Can people have responsibility for their own health? Of course they can. People should try not to smoke, not to drink too much, exercise, try to avoid being stabbed in the toe and so on. Should they be punished if they don’t do these things? I’d say if they become ill then that’s “punishment” enough. Diabetes isn’t a walk in the park, especially if you develop foot complications. The myriad other complications of obesity, smoking and the like are awful to have and live with. To charge people on top of this seems unnecessary. It is likely to be argued that the NHS doesn’t have enough money to pay for all these illness and that those who have caused their own illness have a moral responsibility to make up the difference. Putting aside for one moment that people who are said to be ill because of overconsumption of a certain good whether it is food, alcohol or smoking have already paid extra in the form of taxation on those goods, moral responsibility in this area is difficult to judge.
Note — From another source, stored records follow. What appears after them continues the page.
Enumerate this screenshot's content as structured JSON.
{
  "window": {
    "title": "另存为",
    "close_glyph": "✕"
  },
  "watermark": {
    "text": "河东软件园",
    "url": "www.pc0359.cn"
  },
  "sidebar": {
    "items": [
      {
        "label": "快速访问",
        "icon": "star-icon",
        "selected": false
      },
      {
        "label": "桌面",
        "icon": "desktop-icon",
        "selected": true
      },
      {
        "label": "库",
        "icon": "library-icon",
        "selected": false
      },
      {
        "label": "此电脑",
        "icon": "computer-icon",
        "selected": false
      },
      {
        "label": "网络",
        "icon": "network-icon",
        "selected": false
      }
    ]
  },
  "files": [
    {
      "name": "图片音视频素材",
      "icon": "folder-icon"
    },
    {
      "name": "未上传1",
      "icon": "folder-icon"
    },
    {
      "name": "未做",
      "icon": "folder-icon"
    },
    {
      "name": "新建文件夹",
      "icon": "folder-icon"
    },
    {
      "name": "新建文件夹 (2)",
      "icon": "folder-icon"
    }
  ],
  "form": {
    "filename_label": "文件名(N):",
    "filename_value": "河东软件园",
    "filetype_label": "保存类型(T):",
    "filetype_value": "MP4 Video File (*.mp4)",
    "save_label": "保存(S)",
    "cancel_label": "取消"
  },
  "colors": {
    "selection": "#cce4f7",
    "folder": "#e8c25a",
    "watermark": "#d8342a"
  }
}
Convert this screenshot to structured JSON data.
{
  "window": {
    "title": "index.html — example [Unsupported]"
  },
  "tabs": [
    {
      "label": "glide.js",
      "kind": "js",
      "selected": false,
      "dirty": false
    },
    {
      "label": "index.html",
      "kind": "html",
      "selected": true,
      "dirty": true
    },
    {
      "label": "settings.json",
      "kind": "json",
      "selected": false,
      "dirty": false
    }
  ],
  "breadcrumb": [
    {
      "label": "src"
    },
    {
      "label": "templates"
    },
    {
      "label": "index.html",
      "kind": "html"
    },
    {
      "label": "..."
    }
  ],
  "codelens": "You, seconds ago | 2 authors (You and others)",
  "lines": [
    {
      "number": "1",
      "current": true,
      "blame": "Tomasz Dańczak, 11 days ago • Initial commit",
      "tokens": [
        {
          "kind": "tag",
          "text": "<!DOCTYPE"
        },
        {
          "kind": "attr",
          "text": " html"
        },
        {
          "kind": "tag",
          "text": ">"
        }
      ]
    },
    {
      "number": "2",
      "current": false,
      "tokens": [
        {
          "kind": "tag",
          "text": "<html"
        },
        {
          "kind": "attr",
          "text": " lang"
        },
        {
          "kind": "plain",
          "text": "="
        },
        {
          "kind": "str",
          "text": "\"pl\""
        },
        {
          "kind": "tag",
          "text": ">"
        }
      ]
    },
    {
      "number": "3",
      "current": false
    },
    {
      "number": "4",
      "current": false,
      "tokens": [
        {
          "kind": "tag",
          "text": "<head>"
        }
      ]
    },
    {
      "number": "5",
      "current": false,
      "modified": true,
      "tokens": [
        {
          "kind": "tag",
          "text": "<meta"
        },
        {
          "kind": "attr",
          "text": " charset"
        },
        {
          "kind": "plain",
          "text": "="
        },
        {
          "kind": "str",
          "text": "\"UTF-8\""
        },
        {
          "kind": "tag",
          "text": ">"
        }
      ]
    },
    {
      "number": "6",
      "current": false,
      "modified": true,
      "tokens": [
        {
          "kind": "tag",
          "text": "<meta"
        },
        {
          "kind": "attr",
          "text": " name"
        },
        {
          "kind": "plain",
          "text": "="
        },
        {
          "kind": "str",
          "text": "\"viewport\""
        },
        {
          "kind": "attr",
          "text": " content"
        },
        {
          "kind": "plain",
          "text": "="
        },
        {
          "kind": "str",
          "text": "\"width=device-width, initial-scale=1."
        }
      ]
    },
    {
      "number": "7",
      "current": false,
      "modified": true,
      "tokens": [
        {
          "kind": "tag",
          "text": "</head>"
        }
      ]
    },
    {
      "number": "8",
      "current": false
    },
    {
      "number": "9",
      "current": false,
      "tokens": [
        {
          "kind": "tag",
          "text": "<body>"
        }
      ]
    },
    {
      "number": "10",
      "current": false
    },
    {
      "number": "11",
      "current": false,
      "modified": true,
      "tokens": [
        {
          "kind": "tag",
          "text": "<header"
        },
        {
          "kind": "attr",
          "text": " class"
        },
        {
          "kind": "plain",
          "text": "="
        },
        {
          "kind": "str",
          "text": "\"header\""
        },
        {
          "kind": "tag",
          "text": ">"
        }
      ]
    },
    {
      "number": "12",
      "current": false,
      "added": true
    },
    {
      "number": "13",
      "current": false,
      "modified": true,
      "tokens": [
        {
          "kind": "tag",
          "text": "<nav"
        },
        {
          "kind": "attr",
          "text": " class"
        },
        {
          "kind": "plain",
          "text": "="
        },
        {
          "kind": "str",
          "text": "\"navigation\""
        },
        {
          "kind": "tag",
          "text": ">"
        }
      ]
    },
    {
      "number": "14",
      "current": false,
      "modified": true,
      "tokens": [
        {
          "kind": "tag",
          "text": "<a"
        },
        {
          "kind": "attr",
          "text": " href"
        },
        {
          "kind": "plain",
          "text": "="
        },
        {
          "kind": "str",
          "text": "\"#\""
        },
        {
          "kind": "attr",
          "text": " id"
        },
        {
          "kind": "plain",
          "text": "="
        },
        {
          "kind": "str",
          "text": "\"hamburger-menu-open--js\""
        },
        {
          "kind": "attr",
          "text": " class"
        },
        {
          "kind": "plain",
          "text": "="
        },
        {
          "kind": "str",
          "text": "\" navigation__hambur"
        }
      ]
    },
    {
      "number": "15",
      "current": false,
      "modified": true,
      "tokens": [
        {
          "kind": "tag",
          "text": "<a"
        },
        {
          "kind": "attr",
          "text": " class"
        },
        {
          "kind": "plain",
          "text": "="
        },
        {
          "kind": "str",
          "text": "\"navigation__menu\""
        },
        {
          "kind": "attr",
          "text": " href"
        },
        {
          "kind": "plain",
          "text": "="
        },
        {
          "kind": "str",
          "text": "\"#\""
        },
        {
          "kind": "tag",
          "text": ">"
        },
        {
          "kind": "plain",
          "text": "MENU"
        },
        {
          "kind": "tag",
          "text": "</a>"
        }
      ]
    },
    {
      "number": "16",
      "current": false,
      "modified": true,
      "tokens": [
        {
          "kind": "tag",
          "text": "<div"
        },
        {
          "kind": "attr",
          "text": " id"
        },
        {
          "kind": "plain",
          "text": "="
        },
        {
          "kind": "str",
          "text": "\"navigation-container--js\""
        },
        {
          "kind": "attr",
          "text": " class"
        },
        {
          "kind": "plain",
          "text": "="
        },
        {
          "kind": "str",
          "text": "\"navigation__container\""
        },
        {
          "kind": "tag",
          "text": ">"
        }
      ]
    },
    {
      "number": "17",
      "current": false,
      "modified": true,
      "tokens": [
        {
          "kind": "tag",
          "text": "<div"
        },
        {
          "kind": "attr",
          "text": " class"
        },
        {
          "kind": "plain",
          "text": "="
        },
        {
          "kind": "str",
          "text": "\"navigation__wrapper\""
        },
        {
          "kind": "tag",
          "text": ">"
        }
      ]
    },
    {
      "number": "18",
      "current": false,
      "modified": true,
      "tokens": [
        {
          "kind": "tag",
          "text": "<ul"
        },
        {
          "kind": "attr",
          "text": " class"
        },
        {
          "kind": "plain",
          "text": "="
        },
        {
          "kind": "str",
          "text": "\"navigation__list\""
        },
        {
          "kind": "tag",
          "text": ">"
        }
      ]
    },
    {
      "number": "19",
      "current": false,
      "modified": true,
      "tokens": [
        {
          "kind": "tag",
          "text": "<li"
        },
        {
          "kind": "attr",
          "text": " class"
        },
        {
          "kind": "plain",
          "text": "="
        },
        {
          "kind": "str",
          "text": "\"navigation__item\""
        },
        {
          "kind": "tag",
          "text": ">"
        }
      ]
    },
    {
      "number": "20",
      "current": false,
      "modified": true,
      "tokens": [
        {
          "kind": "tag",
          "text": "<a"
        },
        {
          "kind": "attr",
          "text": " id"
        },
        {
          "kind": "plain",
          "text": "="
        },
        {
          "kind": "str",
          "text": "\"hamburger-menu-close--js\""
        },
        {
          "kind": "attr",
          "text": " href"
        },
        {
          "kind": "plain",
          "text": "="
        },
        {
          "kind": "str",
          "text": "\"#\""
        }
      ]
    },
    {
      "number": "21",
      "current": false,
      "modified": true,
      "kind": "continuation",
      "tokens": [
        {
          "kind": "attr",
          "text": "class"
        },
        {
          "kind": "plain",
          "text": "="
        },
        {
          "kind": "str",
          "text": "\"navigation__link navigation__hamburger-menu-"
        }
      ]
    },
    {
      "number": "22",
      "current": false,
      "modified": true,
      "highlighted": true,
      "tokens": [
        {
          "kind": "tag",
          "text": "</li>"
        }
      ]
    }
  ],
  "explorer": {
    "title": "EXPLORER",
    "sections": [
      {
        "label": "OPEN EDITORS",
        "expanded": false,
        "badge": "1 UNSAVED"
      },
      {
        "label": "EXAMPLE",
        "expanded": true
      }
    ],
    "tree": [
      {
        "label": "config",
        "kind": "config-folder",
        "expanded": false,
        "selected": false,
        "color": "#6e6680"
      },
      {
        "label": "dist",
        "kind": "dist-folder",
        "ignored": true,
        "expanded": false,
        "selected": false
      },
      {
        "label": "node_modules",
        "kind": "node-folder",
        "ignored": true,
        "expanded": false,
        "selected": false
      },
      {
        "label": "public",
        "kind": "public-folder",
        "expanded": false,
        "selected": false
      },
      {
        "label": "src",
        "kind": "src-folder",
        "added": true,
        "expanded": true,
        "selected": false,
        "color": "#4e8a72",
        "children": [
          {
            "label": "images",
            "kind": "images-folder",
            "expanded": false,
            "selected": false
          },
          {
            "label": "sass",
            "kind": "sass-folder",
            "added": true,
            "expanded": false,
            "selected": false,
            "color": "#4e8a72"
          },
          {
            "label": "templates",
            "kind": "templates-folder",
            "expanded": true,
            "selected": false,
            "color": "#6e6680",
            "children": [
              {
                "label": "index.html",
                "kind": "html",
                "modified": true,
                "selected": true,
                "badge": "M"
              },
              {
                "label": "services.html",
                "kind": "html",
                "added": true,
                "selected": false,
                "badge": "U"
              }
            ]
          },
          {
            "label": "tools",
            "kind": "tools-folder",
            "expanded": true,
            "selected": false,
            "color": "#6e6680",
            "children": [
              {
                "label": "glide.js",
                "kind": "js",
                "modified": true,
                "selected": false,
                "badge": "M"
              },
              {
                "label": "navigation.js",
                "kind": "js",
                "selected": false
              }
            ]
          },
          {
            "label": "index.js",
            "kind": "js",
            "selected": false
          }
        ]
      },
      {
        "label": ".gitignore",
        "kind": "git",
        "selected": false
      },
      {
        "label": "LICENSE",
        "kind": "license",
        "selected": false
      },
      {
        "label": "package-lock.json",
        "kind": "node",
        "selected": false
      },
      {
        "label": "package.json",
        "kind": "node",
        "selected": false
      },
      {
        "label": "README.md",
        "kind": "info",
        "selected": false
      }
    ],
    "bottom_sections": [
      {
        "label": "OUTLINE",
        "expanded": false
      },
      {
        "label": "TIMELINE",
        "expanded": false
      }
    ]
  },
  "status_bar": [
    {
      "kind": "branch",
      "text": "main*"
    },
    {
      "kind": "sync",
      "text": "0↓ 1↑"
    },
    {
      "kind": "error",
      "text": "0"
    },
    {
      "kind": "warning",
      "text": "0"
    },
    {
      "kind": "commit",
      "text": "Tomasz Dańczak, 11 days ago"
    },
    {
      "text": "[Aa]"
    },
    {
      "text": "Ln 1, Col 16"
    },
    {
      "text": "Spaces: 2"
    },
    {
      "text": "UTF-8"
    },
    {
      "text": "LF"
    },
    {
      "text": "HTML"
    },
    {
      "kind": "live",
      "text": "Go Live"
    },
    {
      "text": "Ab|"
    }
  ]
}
In terms of enacting this strange financial justice we run into another problem. Many health problems and factors considered health risks increase with poverty. So suddenly people would be more likely to have to pay more when in fact they have less money. Julian Tudor Hart, former GP, noticed this tendency for good medical or care to decrease as the need of the population served increased in his Inverse Care Law and that this especially tends to be the case when medical care is exposed to market forces. Put simply, in the system proposed, people who need medical care most are least likely to get it. If you have to pay extra for treatment and you have no money then you’ll have to stay home (if you’ve got one) and be sick. Perhaps I’m fussy but this seems like a bad thing.
Moral responsibility is the division of actions into those that are good or bad and the attribution of praise, blame, reward or punishment to the agent responsible. It is beyond the scope of this already too lengthy blog post to decide whether the broad spectrum of health acts fall into the simple division of good or bad. Is one glass of one morally wrong? Two? Eight? I’d argue that none of the options are morally wrong although eight is certainly worse for you health wise. That isn’t really the point. The point is that it’s too complex to decide and allocate financial responsibility and ultimately it is not for the health service, doctors, nurses or any health care professional to be judge, jury and financial executioner for health problems patients don’t want and almost certainly didn’t consciously choose. The NHS may be having financial difficulties but applying judgment and discrimination through the weapon of accountancy does not seem to be a viable or ethical way forward. Aneurin Bevan when spearheading the formation of the NHS did so under the belief that treatment “Should be based on clinical need rather than ability to pay” and this to me seems the only morally responsible option. But what do I know? I’ve never been on reality TV.